  69. 69.
    Zhang Z, Zhang Z-Y, Wu Y, Schluesener HJ (2012) Lesional accumulation of CD163+ macrophages/microglia in rat traumatic brain injury. Brain Res 1461:102–110CrossRefPubMedGoogle Scholar
  70. 70.
    Jais A, Solas M, Backes H, Chaurasia B, Kleinridders A, Theurich S, Mauer J, Steculorum SM, Hampel B, Goldau J et al (2016) Myeloid-cell-derived VEGF maintains brain glucose uptake and limits cognitive impairment in obesity. Cell 165:882–895CrossRefPubMedGoogle Scholar
  71. 71.
    Tay TL, Mai D, Dautzenberg J, Fernández-Klett F, Lin G, Sagar DM, Drougard A, Stempfl T, Ardura-Fabregat A et al (2017) A new fate mapping system reveals context-dependent random or clonal expansion of microglia. Nat Neurosci 20:793–803CrossRefPubMedGoogle Scholar
  72. 72.
    Kipnis J (2016) Multifaceted interactions between adaptive immunity and the central nervous system. Science 353:766CrossRefPubMedPubMedCentralGoogle Scholar
  73. 73.
    Ginhoux F, Greter M, Leboeuf M, Nandi S, See P, Gokhan S, Mehler MF, Conway SJ, Ng LG, Stanley ER et al (2010) Fate mapping analysis reveals that adult microglia derive from primitive macrophages. Science 330:841–845CrossRefPubMedPubMedCentralGoogle Scholar
  74. 74.
    Kierdorf K, Erny D, Goldmann T, Sander V, Schulz C, Perdiguero EG, Wieghofer P, Heinrich A, Riemke P, Hölscher C et al (2013) Microglia emerge from erythromyeloid precursors via Pu.1- and Irf8-dependent pathways. Nat Neurosci 16:273–280CrossRefPubMedGoogle Scholar

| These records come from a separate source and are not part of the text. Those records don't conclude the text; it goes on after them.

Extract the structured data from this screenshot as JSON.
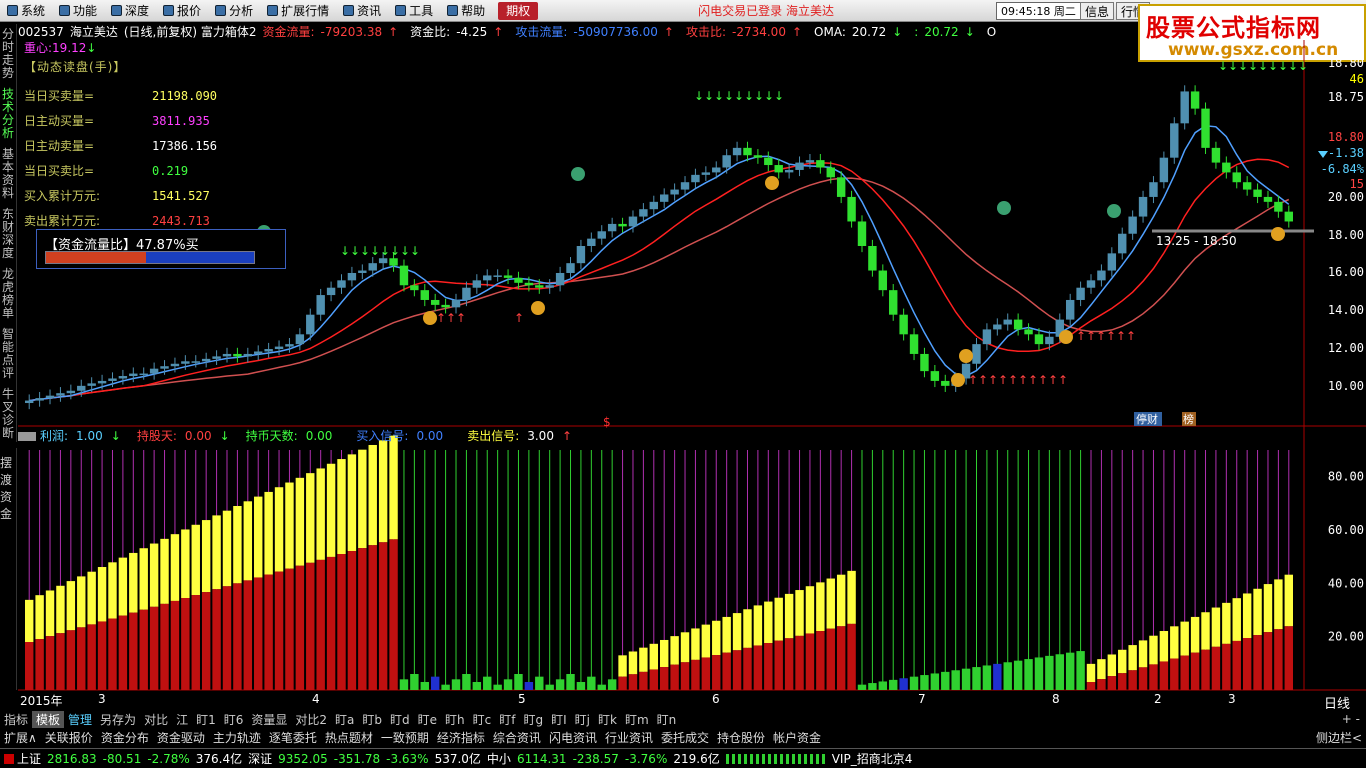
{
  "menu": {
    "items": [
      {
        "label": "系统",
        "icon": "system-icon"
      },
      {
        "label": "功能",
        "icon": "function-icon"
      },
      {
        "label": "深度",
        "icon": "depth-icon"
      },
      {
        "label": "报价",
        "icon": "quote-icon"
      },
      {
        "label": "分析",
        "icon": "analysis-icon"
      },
      {
        "label": "扩展行情",
        "icon": "ext-icon"
      },
      {
        "label": "资讯",
        "icon": "news-icon"
      },
      {
        "label": "工具",
        "icon": "tool-icon"
      },
      {
        "label": "帮助",
        "icon": "help-icon"
      }
    ],
    "period": "期权",
    "status": "闪电交易已登录  海立美达",
    "clock": "09:45:18 周二",
    "btn_info": "信息",
    "btn_quote": "行情"
  },
  "logo": {
    "line1": "股票公式指标网",
    "line2": "www.gsxz.com.cn"
  },
  "info": {
    "code": "002537",
    "name": "海立美达",
    "desc": "(日线,前复权) 富力箱体2",
    "items": [
      {
        "label": "资金流量:",
        "value": "-79203.38",
        "arrow": "↑",
        "color": "#ff4040"
      },
      {
        "label": "资金比:",
        "value": "-4.25",
        "arrow": "↑",
        "color": "#ffffff"
      },
      {
        "label": "攻击流量:",
        "value": "-50907736.00",
        "arrow": "↑",
        "color": "#4080ff"
      },
      {
        "label": "攻击比:",
        "value": "-2734.00",
        "arrow": "↑",
        "color": "#ff4040"
      },
      {
        "label": "OMA:",
        "value": "20.72",
        "arrow": "↓",
        "color": "#ffffff"
      },
      {
        "label": ":",
        "value": "20.72",
        "arrow": "↓",
        "color": "#40ff40"
      },
      {
        "label": "O",
        "value": "",
        "arrow": "",
        "color": "#ffffff"
      }
    ],
    "center_label": "重心:",
    "center_value": "19.12",
    "center_arrow": "↓"
  },
  "sidebar": {
    "top": [
      "分时走势",
      "技术分析",
      "基本资料",
      "东财深度",
      "龙虎榜单",
      "智能点评",
      "牛叉诊断"
    ],
    "bottom": "摆渡资金"
  },
  "readpanel": {
    "header": "【动态读盘(手)】",
    "rows": [
      {
        "label": "当日买卖量=",
        "value": "21198.090",
        "color": "#ffff60"
      },
      {
        "label": "日主动买量=",
        "value": "3811.935",
        "color": "#ff40ff"
      },
      {
        "label": "日主动卖量=",
        "value": "17386.156",
        "color": "#ffffff"
      },
      {
        "label": "当日买卖比=",
        "value": "0.219",
        "color": "#40ff40"
      },
      {
        "label": "买入累计万元:",
        "value": "1541.527",
        "color": "#ffff60"
      },
      {
        "label": "卖出累计万元:",
        "value": "2443.713",
        "color": "#ff4040"
      }
    ]
  },
  "flowbox": {
    "label": "【资金流量比】47.87%买",
    "ratio": 0.4787
  },
  "chart_data": {
    "type": "candlestick",
    "ylim": [
      9,
      19.5
    ],
    "yticks": [
      "18.80",
      "18.75",
      "18.80",
      "18.00",
      "16.00",
      "14.00",
      "12.00",
      "10.00"
    ],
    "closes": [
      10.7,
      10.8,
      10.9,
      11.0,
      11.1,
      11.3,
      11.4,
      11.5,
      11.6,
      11.7,
      11.8,
      11.8,
      12.0,
      12.1,
      12.2,
      12.3,
      12.3,
      12.4,
      12.5,
      12.6,
      12.5,
      12.6,
      12.7,
      12.8,
      12.9,
      13.0,
      13.4,
      14.2,
      15.0,
      15.3,
      15.6,
      15.9,
      16.0,
      16.3,
      16.5,
      16.2,
      15.4,
      15.2,
      14.8,
      14.6,
      14.5,
      14.8,
      15.3,
      15.6,
      15.8,
      15.8,
      15.7,
      15.5,
      15.4,
      15.3,
      15.4,
      15.9,
      16.3,
      17.0,
      17.3,
      17.6,
      17.9,
      17.8,
      18.2,
      18.5,
      18.8,
      19.1,
      19.3,
      19.6,
      19.9,
      20.0,
      20.2,
      20.7,
      21.0,
      20.7,
      20.6,
      20.3,
      20.0,
      20.1,
      20.4,
      20.5,
      20.2,
      19.8,
      19.0,
      18.0,
      17.0,
      16.0,
      15.2,
      14.2,
      13.4,
      12.6,
      11.9,
      11.5,
      11.3,
      11.6,
      12.2,
      13.0,
      13.6,
      13.8,
      14.0,
      13.6,
      13.4,
      13.0,
      13.3,
      14.0,
      14.8,
      15.3,
      15.6,
      16.0,
      16.7,
      17.5,
      18.2,
      19.0,
      19.6,
      20.6,
      22.0,
      23.3,
      22.6,
      21.0,
      20.4,
      20.0,
      19.6,
      19.3,
      19.0,
      18.8,
      18.4,
      18.0
    ],
    "y_axis_labels": [
      "18.80",
      "46",
      "18.75",
      "18.80",
      "-1.38",
      "-6.84%",
      "15",
      "20.00",
      "18.00",
      "16.00",
      "14.00",
      "12.00",
      "10.00"
    ],
    "range_label": "13.25 - 18.50",
    "badge_caifu": "停财",
    "badge_bang": "榜",
    "dollar": "$"
  },
  "ind2": {
    "items": [
      {
        "label": "利润:",
        "value": "1.00",
        "arrow": "↓",
        "lcolor": "#5ad0ff",
        "vcolor": "#5ad0ff"
      },
      {
        "label": "持股天:",
        "value": "0.00",
        "arrow": "↓",
        "lcolor": "#ff4040",
        "vcolor": "#ff4040"
      },
      {
        "label": "持币天数:",
        "value": "0.00",
        "arrow": "",
        "lcolor": "#40ff40",
        "vcolor": "#40ff40"
      },
      {
        "label": "买入信号:",
        "value": "0.00",
        "arrow": "",
        "lcolor": "#4080ff",
        "vcolor": "#4080ff"
      },
      {
        "label": "卖出信号:",
        "value": "3.00",
        "arrow": "↑",
        "lcolor": "#ffff40",
        "vcolor": "#ffffff"
      }
    ],
    "yticks": [
      "80.00",
      "60.00",
      "40.00",
      "20.00"
    ]
  },
  "xaxis": {
    "labels": [
      "2015年",
      "3",
      "4",
      "5",
      "6",
      "7",
      "8",
      "2",
      "3"
    ],
    "day": "日线"
  },
  "tabs1": [
    "指标",
    "模板",
    "管理",
    "另存为",
    "对比",
    "江",
    "盯1",
    "盯6",
    "资量显",
    "对比2",
    "盯a",
    "盯b",
    "盯d",
    "盯e",
    "盯h",
    "盯c",
    "盯f",
    "盯g",
    "盯I",
    "盯j",
    "盯k",
    "盯m",
    "盯n"
  ],
  "tabs1_right": "+ - ",
  "tabs2": [
    "扩展∧",
    "关联报价",
    "资金分布",
    "资金驱动",
    "主力轨迹",
    "逐笔委托",
    "热点题材",
    "一致预期",
    "经济指标",
    "综合资讯",
    "闪电资讯",
    "行业资讯",
    "委托成交",
    "持仓股份",
    "帐户资金"
  ],
  "tabs2_right": "侧边栏<",
  "status": {
    "sh_label": "上证",
    "sh": "2816.83",
    "sh_chg": "-80.51",
    "sh_pct": "-2.78%",
    "sh_amt": "376.4亿",
    "sz_label": "深证",
    "sz": "9352.05",
    "sz_chg": "-351.78",
    "sz_pct": "-3.63%",
    "sz_amt": "537.0亿",
    "zx_label": "中小",
    "zx": "6114.31",
    "zx_chg": "-238.57",
    "zx_pct": "-3.76%",
    "zx_amt": "219.6亿",
    "vip": "VIP_招商北京4"
  }
}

Copyright information

© Springer-Verlag GmbH Germany 2017

Authors and Affiliations

  1. 1.Feil Family Brain and Mind Research InstituteWeill Cornell MedicineNew YorkUSA

Personalised recommendations